La découverte de l’amérique is the most recent volume in the French series published by Flammarion. The collection deals with historical, political, social, and economic subjects in the main, but also touches on anthropology and the fine arts. To date 18 volumes have appeared and 91 additional titles are in preparation. Of the former group, only the volume under review pertains to Latin America; of the latter, at least three books will possibly interest Latin Americanists when they are published.
La découverte de l’amérique is a small book. The 98 pages of text are supplemented by a chronology of discovery (from 874-1550 A.D.), a few quotes from six documents (ranging from Norse sagas to Bishop Las Casas), a bibliography, and an index.
For those familiar with the voyages of the Vikings and Columbus, this book offers little. It is an extremely brief summary of all the well-known and non-controversial names, dates, and places. Even in the chapter that purports to treat “problems and controversies” the most exciting notion put forth is that the infinitive découvir (to discover) implies an intentional act. In other words, the author maintains that if Columbus went forth to discover we may be certain that he (or his superiors) already knew what it was he was to discover. Conversely, when an early voyager stumbled blindly onto a new land, he found (not discovered) it!

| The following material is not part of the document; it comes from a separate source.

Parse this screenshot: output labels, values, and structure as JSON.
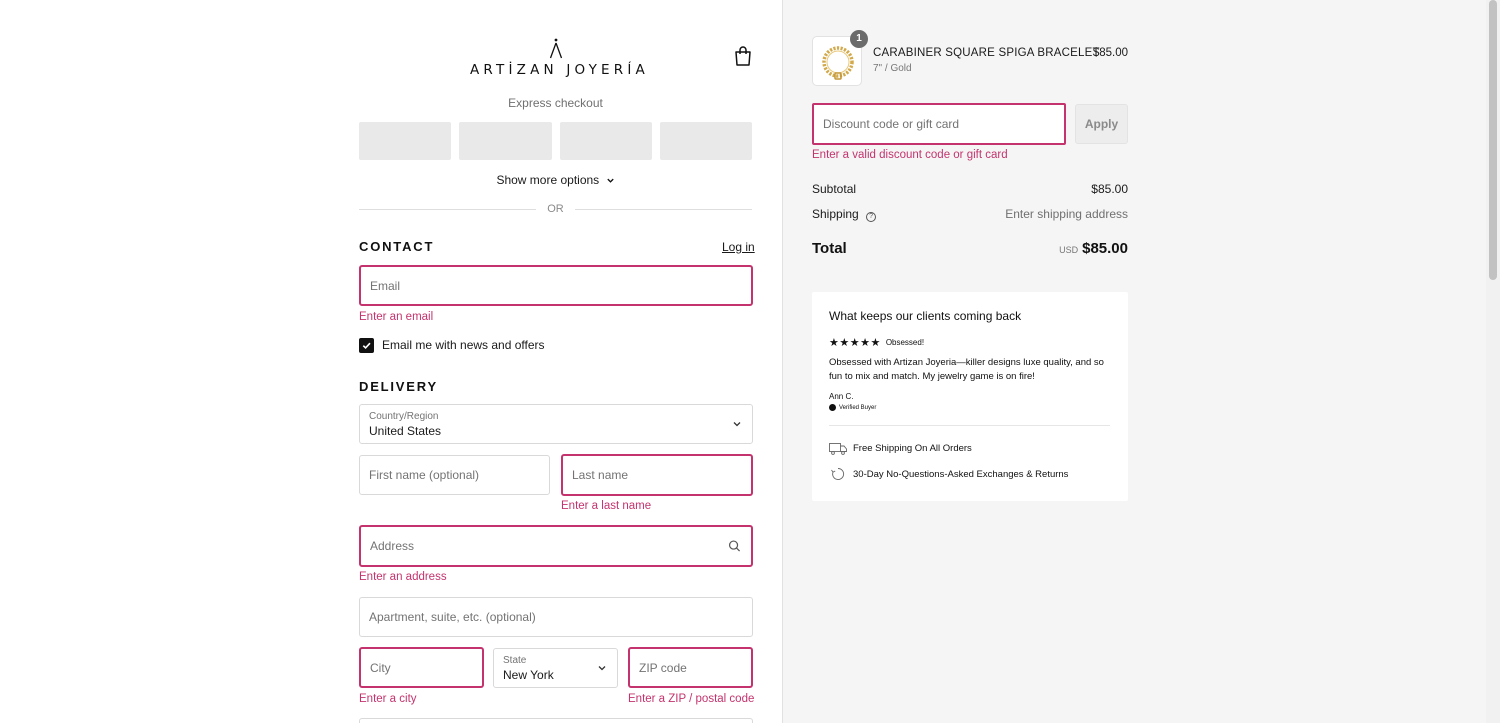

Bearing the above lesson in semantics in mind, the reader may “discover” this an interesting re-hash of a few voyages; he will “find” nothing new or unique about it.